I have a lot of stories about my experience from food all around the world- from harvesting food in our organic gardens to witnessing the working conditions of workers in fields in countries such as Morocco and Mexico. My hope is that my stories might inspire others to think back on beautiful moments they have experienced with their food- that first fish you ever caught and cooked over an open fire, the taste of your grandmother’s homemade raspberry preserves, the fun you had with your siblings picking apples in the fall as a kid. If we all think about it, there is a good chance we all have a wonderful story connected with the food we eat- and if you don’t, that doesn’t mean you can’t make one. There has been massive growth over the years of local and slow food movements, and there is nothing stopping you from getting out and meeting your neighborhood farmers. Get to know the source of your food, not only will it change the way you experience your meals, it will bring a deeper level of appreciation for this incredible Earth that makes our life possible. At least it did, and does for me.

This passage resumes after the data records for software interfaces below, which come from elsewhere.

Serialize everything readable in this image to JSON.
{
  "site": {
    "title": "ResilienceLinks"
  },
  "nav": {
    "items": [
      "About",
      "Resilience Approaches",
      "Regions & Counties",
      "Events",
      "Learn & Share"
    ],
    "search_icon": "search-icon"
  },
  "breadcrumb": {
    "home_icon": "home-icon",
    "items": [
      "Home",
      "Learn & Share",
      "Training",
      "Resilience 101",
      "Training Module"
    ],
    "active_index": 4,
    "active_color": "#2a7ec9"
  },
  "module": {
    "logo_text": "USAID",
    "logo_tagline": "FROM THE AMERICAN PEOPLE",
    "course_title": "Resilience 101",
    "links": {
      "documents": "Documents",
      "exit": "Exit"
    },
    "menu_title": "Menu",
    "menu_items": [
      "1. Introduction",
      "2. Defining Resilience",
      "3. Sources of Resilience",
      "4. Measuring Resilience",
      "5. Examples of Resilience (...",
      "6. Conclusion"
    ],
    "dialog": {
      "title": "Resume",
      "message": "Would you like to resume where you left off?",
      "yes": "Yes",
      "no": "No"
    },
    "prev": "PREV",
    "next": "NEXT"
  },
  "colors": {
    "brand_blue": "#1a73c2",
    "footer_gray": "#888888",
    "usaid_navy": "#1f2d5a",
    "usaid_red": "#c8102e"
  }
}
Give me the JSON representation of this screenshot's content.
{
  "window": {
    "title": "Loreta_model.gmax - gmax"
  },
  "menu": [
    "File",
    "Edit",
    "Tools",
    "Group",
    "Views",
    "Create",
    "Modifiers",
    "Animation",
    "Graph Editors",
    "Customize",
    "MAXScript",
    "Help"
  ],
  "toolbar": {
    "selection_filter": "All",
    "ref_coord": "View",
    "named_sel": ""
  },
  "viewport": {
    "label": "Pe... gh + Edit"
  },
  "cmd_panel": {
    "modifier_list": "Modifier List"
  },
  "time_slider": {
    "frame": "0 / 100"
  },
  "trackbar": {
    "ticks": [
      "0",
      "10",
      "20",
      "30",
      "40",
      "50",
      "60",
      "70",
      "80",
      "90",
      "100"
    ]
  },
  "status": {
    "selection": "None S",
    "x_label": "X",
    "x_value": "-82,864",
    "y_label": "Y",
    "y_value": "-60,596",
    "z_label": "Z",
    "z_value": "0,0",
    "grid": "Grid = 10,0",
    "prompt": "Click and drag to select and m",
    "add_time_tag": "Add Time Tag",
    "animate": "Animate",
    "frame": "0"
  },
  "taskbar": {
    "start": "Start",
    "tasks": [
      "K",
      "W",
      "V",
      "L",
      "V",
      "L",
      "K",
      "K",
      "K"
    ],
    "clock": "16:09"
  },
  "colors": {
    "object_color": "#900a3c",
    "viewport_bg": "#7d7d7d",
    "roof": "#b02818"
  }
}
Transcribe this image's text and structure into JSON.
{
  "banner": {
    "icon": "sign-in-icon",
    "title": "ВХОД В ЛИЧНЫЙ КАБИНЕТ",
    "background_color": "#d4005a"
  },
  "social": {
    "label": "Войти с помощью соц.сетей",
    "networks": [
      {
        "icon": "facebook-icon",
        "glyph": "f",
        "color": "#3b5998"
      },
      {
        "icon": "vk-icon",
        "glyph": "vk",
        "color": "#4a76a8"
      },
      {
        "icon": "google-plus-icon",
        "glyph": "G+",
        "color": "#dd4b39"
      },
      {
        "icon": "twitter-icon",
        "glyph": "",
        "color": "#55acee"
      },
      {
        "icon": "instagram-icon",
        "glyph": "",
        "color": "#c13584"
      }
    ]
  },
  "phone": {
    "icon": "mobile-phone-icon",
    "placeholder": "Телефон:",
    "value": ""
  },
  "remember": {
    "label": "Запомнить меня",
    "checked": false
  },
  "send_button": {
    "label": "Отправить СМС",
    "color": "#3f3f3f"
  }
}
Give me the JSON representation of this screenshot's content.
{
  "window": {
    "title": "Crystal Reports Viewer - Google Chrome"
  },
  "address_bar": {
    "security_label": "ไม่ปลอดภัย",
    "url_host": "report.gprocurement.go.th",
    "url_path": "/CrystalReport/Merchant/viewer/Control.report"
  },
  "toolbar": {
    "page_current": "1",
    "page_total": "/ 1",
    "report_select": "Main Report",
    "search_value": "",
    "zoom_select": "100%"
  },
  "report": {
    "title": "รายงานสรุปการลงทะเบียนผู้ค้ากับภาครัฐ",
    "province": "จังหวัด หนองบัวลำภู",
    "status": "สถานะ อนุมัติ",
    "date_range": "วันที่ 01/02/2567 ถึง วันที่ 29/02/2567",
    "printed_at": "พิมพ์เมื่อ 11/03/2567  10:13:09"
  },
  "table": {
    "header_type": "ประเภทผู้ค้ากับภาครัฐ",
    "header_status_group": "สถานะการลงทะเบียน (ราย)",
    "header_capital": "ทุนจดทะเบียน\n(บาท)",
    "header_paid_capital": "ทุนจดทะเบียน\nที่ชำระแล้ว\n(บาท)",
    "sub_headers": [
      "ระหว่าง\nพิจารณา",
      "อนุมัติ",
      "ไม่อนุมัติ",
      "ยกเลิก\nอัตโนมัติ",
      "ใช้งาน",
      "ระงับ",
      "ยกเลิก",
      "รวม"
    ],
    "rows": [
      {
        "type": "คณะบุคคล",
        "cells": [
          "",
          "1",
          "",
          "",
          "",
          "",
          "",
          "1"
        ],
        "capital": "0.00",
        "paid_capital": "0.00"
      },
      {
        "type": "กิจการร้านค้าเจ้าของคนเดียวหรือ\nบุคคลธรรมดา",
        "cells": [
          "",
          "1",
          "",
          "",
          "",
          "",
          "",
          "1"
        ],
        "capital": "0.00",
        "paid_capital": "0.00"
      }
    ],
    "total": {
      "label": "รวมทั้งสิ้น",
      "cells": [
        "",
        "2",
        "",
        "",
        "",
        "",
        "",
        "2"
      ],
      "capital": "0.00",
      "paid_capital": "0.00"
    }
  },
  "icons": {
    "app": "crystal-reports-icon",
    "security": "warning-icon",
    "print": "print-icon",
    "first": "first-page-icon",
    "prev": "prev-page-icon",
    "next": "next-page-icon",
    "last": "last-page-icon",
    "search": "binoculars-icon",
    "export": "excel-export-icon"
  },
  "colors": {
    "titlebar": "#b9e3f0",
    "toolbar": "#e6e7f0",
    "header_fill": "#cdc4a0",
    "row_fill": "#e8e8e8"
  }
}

I recently made a pledge to know the source of my food, because I do believe we have to power to influence positive change- and that power begins with access to information. I grew up on a certified organic farm, having a rare (these days) understanding of where my food came from. We planted, we weeded, we harvested. We loved, appreciated and respected our land for our food. Now my career focuses on building transparency in supply chains- and this doesn’t just mean at the factory level, but also food production in fields around the world. It is incredibly shocking how far removed people have become from their food sources. I cannot begin to say how important it is that we have access to information about what is in our food, where it came from and how it was produced. It matters. Supporting local food options has incredibly powerful potential for positive change in our very broken food system.
We literally are what we eat, shouldn’t we know what that is? If you want to lend your voice, to stand up for your right to know, I encourage you to check out this fantastic campaign that 1% For The Planet is empowering through Takepart– simply click here to learn more.
In the meantime, go have an adventure involving food, I’ll bet you come back with a really great story!